American Airlines was the first airline with a paperless cockpit, and now American’s cabins are also paperless. The airline is the first mainline carrier to provide flight attendants with electronic manuals, accessible through a handheld tablet.
“The accessibility and functionality that the tablet provides our flight attendants will greatly improve their work environment,” said Hector Adler, vice president of Flight Service for American Airlines.
“The tablet allows us to reduce our dependency on paper products and to share important safety information with our flight attendants more quickly. This is a very exciting and important milestone for all of us at American as we modernize our processes and provide our employees with the best tools to do their job, and provide better service to our customers.”
American no longer relies on printing and shipping updates for flight attendant manuals, saving the company $300,000 annually.
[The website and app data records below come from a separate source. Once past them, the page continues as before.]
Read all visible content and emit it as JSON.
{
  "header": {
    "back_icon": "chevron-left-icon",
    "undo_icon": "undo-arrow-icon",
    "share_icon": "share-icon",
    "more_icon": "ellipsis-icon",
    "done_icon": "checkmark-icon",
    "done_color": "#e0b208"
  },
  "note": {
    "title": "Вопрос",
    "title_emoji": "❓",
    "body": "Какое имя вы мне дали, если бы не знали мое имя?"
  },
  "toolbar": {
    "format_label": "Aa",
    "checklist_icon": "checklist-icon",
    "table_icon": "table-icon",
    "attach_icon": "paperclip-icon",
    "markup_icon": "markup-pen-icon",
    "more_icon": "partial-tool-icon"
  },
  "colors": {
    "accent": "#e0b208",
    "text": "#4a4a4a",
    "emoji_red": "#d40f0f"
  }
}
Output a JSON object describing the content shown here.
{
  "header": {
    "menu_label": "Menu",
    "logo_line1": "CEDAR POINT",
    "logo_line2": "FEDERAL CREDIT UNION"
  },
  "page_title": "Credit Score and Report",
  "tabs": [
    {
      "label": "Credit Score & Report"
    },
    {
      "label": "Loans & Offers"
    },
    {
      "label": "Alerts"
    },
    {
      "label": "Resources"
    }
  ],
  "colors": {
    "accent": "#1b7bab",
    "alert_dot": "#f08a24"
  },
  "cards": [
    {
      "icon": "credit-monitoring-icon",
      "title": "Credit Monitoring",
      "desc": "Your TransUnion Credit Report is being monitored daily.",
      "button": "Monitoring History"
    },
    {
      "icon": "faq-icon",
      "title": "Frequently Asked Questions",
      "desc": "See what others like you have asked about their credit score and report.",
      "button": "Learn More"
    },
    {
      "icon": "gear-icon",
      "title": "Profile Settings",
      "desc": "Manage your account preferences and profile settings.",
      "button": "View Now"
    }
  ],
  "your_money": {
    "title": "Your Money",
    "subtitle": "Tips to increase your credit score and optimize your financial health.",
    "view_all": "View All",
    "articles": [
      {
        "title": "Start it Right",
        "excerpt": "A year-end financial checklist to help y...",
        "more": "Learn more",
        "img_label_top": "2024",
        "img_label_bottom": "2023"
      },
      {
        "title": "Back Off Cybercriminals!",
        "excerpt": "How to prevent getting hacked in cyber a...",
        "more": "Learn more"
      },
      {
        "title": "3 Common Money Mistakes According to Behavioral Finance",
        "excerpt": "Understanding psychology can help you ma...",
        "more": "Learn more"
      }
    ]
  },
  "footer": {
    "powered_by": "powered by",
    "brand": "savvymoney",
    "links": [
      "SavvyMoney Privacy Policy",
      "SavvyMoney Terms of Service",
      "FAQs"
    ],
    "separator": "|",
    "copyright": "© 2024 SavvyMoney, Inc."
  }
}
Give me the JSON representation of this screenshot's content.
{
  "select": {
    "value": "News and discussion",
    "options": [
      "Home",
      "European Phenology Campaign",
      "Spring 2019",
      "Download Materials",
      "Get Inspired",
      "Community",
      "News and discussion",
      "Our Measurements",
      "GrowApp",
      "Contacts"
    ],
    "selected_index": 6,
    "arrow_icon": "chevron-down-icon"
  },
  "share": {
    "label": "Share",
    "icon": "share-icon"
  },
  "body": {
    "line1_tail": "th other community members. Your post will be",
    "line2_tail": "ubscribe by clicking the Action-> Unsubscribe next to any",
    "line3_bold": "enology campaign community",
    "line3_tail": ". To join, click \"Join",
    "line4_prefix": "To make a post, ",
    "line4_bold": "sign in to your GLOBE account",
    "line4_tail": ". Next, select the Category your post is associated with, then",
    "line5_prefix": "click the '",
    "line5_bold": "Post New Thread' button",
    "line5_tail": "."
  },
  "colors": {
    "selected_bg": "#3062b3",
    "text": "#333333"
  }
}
As a result, flight attendants can now update their manuals in a matter of minutes and search for items in seconds, improving work efficiencies. Switching to the lightweight 5.3-inch Samsung tablet from the nearly 5-lb. paper manual will save the company nearly $650,000 in fuel annually based on current fuel prices.
The tablets also will help reduce the amount of carbon dioxide emissions by 2100 metric tons – or 4.6 million pounds annually.
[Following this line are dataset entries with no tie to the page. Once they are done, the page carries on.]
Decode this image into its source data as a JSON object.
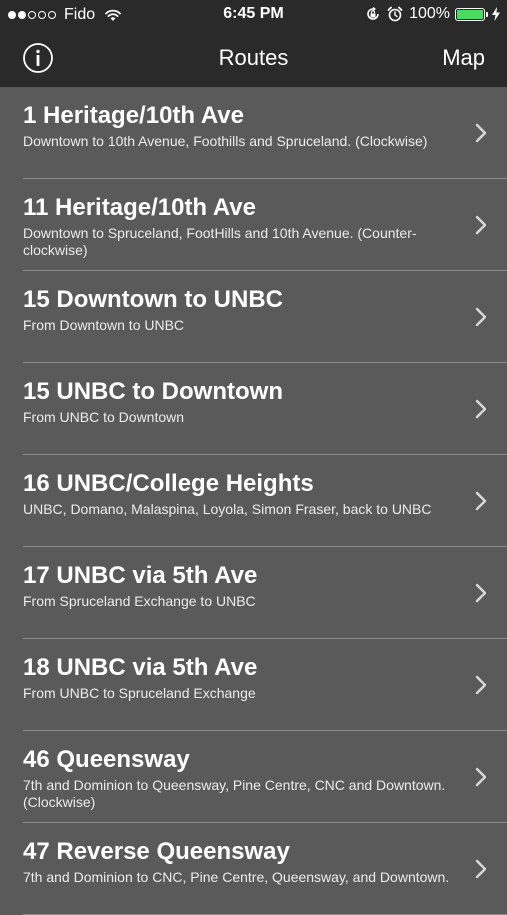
{
  "status_bar": {
    "carrier": "Fido",
    "signal_dots_filled": 2,
    "signal_dots_total": 5,
    "time": "6:45 PM",
    "battery_percent": "100%",
    "battery_color": "#4cd964"
  },
  "nav": {
    "title": "Routes",
    "map_label": "Map",
    "info_icon": "info-circle-icon"
  },
  "routes": [
    {
      "title": "1 Heritage/10th Ave",
      "subtitle": "Downtown to 10th Avenue, Foothills and Spruceland. (Clockwise)"
    },
    {
      "title": "11 Heritage/10th Ave",
      "subtitle": "Downtown to Spruceland, FootHills and 10th Avenue. (Counter-clockwise)"
    },
    {
      "title": "15 Downtown to UNBC",
      "subtitle": "From Downtown to UNBC"
    },
    {
      "title": "15 UNBC to Downtown",
      "subtitle": "From UNBC to Downtown"
    },
    {
      "title": "16 UNBC/College Heights",
      "subtitle": "UNBC, Domano, Malaspina, Loyola, Simon Fraser, back to UNBC"
    },
    {
      "title": "17 UNBC via 5th Ave",
      "subtitle": "From Spruceland Exchange to UNBC"
    },
    {
      "title": "18 UNBC via 5th Ave",
      "subtitle": "From UNBC to Spruceland Exchange"
    },
    {
      "title": "46 Queensway",
      "subtitle": "7th and Dominion to Queensway, Pine Centre, CNC and Downtown. (Clockwise)"
    },
    {
      "title": "47 Reverse Queensway",
      "subtitle": "7th and Dominion to CNC, Pine Centre, Queensway, and Downtown."
    }
  ]
}
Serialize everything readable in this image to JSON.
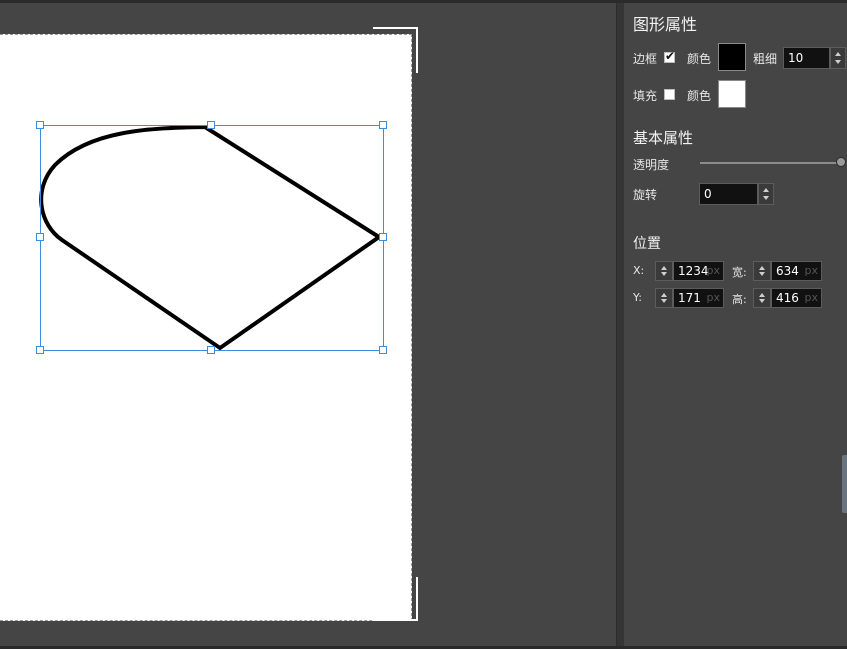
{
  "panel": {
    "shape_props_title": "图形属性",
    "border": {
      "label": "边框",
      "checked": true,
      "color_label": "颜色",
      "color": "#000000",
      "width_label": "粗细",
      "width_value": "10"
    },
    "fill": {
      "label": "填充",
      "checked": false,
      "color_label": "颜色",
      "color": "#ffffff"
    },
    "basic_title": "基本属性",
    "opacity_label": "透明度",
    "opacity": 1.0,
    "rotation_label": "旋转",
    "rotation_value": "0",
    "position_title": "位置",
    "x_label": "X:",
    "x_value": "1234",
    "x_unit": "px",
    "width_label": "宽:",
    "width_value": "634",
    "width_unit": "px",
    "y_label": "Y:",
    "y_value": "171",
    "y_unit": "px",
    "height_label": "高:",
    "height_value": "416",
    "height_unit": "px"
  },
  "colors": {
    "selection": "#3a8ee0",
    "stroke": "#000000"
  }
}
American’s flight attendants began using eManuals exclusively on Sept. 1, after a six-month test-evaluation period, with oversight from the FAA. In addition to the manual, the tablet provides real-time updates to flight attendants about premium customers, special meals, connection gates, special services and other information.
American’s first flight attendant training class that trained solely on the tablet will graduate in October. The eManuals will roll out to US Airways flight attendants after the two carriers achieve a Single Operating Certificate, planned for mid-2015.
American’s pilots were the first to use an Electronic Flight Bag through all phases of flight. The 1.2 pound iPad replaced a 35-pound kitbag, cutting the risk of injury and saving an estimated $1.2 million of fuel annually.